It is not just the Government and I who see signs of encouragement. Coventry’s success was highlighted in a Centre for Cities report published this week, which notes that Coventry has outperformed its west midlands counterparts over the past decade, achieving an 8% increase in jobs and a 22% increase in business stock, which is a third higher than the national average. It has the second-fastest growth in private sector jobs among UK cities. I appreciate the concern about other companies mentioned in the debate, but there are none the less reasons for optimism in the Coventry economy.

Mr Jim Cunningham: I do not disagree with the hon. Lady. Lots of good things are happening in Coventry. I made that point, but I also considered other areas where we have got to do better.

23 Jan 2015 : Column 544

Jo Swinson: The hon. Gentleman is doing absolutely the right thing as a constituency MP. It is important that we celebrate what is going well in an area, but we must also continue to strive and see where we can do more and provide further support for local economies. That is why the Government continue to work hard to improve conditions in Coventry and the rest of the country. The regional growth fund of £410 million has gone to 63 projects in the west midlands. Eighteen of those are in Coventry and Warwickshire, which is worth about £160 million of direct Government investment, and which should leverage in a total of £1.4 billion of private sector investment and create or safeguard more than 10,000 jobs. It is important that that continues. We are working with local enterprise partnerships throughout the country, and the Growing Places fund, the city deals and the growth deals are helping local enterprise partnerships to support their economies.

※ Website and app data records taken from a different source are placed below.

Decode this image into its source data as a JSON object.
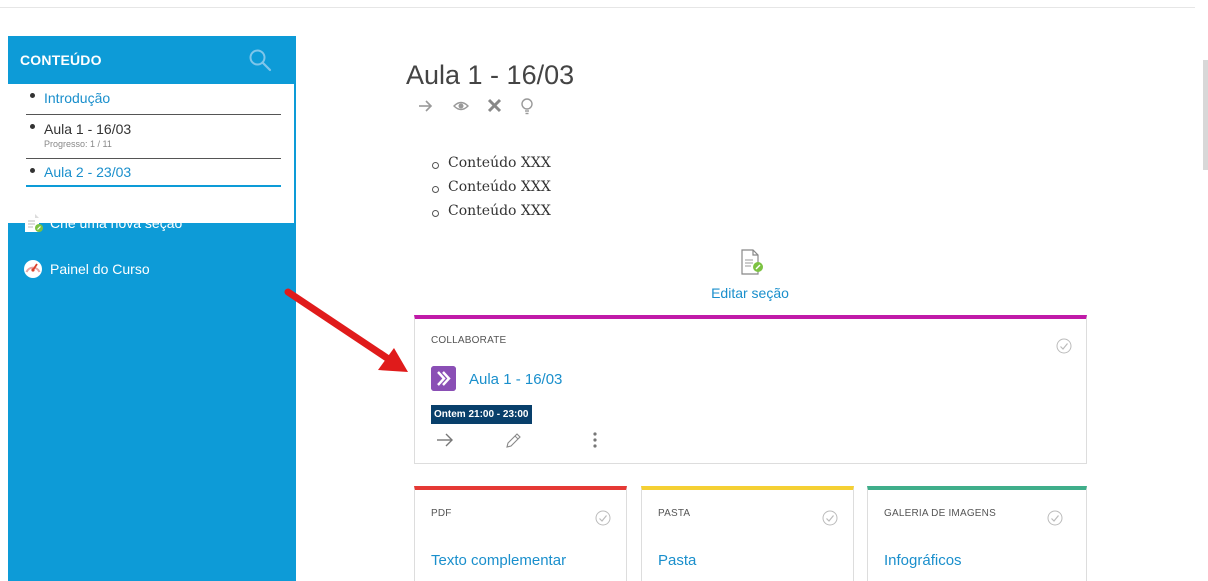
{
  "sidebar": {
    "title": "CONTEÚDO",
    "items": [
      {
        "label": "Introdução"
      },
      {
        "label": "Aula 1 - 16/03",
        "progress": "Progresso: 1 / 11"
      },
      {
        "label": "Aula 2 - 23/03"
      }
    ],
    "actions": [
      {
        "label": "Crie uma nova seção",
        "icon": "document-edit-icon"
      },
      {
        "label": "Painel do Curso",
        "icon": "dashboard-icon"
      }
    ]
  },
  "main": {
    "title": "Aula 1 - 16/03",
    "title_icons": [
      "arrow-right-icon",
      "eye-icon",
      "close-icon",
      "lightbulb-icon"
    ],
    "content_items": [
      "Conteúdo XXX",
      "Conteúdo XXX",
      "Conteúdo XXX"
    ],
    "edit_section_label": "Editar seção",
    "activity": {
      "type": "COLLABORATE",
      "title": "Aula 1 - 16/03",
      "time": "Ontem 21:00 - 23:00",
      "accent": "#c01aa8"
    },
    "resources": [
      {
        "type": "PDF",
        "title": "Texto complementar",
        "accent": "#e53935"
      },
      {
        "type": "PASTA",
        "title": "Pasta",
        "accent": "#f5d033"
      },
      {
        "type": "GALERIA DE IMAGENS",
        "title": "Infográficos",
        "accent": "#3fae8a"
      }
    ]
  },
  "colors": {
    "sidebar_bg": "#0d9bd7",
    "link": "#1a8fcc",
    "badge_bg": "#083f6b",
    "annotation_arrow": "#e01b1b"
  }
}
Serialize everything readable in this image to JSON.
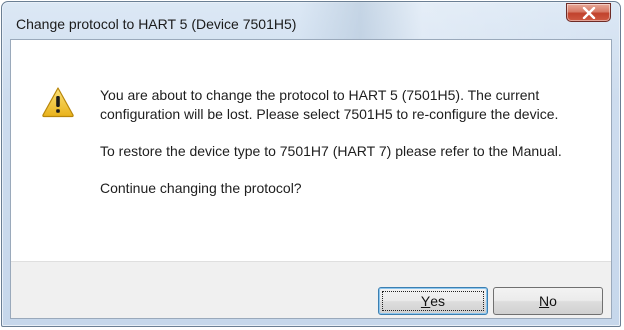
{
  "window": {
    "title": "Change protocol to HART 5 (Device 7501H5)"
  },
  "dialog": {
    "icon": "warning-icon",
    "paragraphs": [
      "You are about to change the protocol to HART 5 (7501H5). The current configuration will be lost. Please select 7501H5 to re-configure the device.",
      "To restore the device type to 7501H7 (HART 7) please refer to the Manual.",
      "Continue changing the protocol?"
    ]
  },
  "buttons": {
    "yes": {
      "mnemonic": "Y",
      "rest": "es"
    },
    "no": {
      "mnemonic": "N",
      "rest": "o"
    }
  },
  "colors": {
    "close_button": "#c94a34",
    "warning_fill": "#f3c82a",
    "default_button_border": "#3c7fb1"
  }
}
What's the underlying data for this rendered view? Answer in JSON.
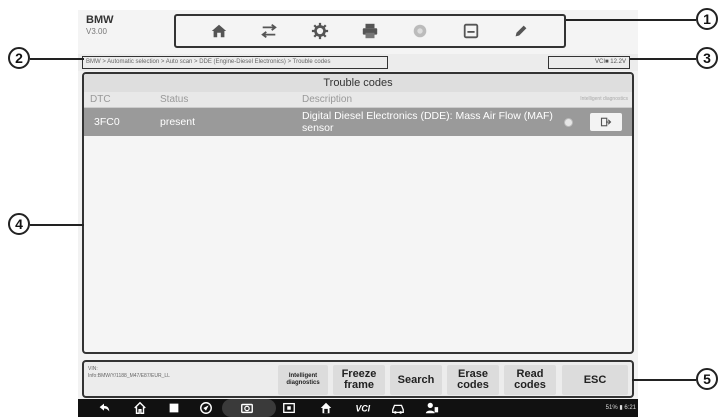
{
  "app": {
    "name": "BMW",
    "version": "V3.00"
  },
  "toolbar": {
    "items": [
      {
        "name": "home",
        "icon": "home-icon"
      },
      {
        "name": "vehicle-swap",
        "icon": "vehicle-swap-icon"
      },
      {
        "name": "settings",
        "icon": "gear-icon"
      },
      {
        "name": "print",
        "icon": "printer-icon"
      },
      {
        "name": "help",
        "icon": "help-icon"
      },
      {
        "name": "save",
        "icon": "save-icon"
      },
      {
        "name": "data-logging",
        "icon": "pencil-icon"
      }
    ]
  },
  "breadcrumb": "BMW > Automatic selection > Auto scan > DDE (Engine-Diesel Electronics) > Trouble codes",
  "vci_status": "VCI■ 12.2V",
  "panel": {
    "title": "Trouble codes",
    "columns": {
      "dtc": "DTC",
      "status": "Status",
      "description": "Description",
      "intelligent": "Intelligent diagnostics"
    },
    "rows": [
      {
        "dtc": "3FC0",
        "status": "present",
        "description": "Digital Diesel Electronics (DDE): Mass Air Flow (MAF) sensor"
      }
    ]
  },
  "vehicle_info": "VIN:\nInfo:BMW/Y/1188_M47/E87/EUR_LL",
  "actions": {
    "intelligent": "Intelligent diagnostics",
    "freeze": "Freeze frame",
    "search": "Search",
    "erase": "Erase codes",
    "read": "Read codes",
    "esc": "ESC"
  },
  "navbar": {
    "icons": [
      "back-icon",
      "home-icon",
      "recent-apps-icon",
      "browser-icon",
      "camera-icon",
      "screen-mirror-icon",
      "maxifix-home-icon",
      "vci-icon",
      "vehicle-icon",
      "user-icon"
    ],
    "status": "51% ▮ 6:21"
  },
  "callouts": [
    "1",
    "2",
    "3",
    "4",
    "5"
  ],
  "colors": {
    "selected_row": "#9a9a9a",
    "callout_border": "#222222",
    "navbar": "#111111"
  }
}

We have had a good opportunity to hear from Coventry Members about the challenging City Link situation and the importance of ensuring that the conduct of the directors is properly considered. Those processes are in place. There are positive signs within the Coventry economy, but it is important not to be complacent and to continue to work hard. The Government intend to continue to work alongside Members of Parliament, the local authority, the local enterprise partnership and other stakeholders to ensure that we continue to build a stronger economy in Coventry and the rest of the United Kingdom.

Question put and agreed to.

3.4 pm

House adjourned.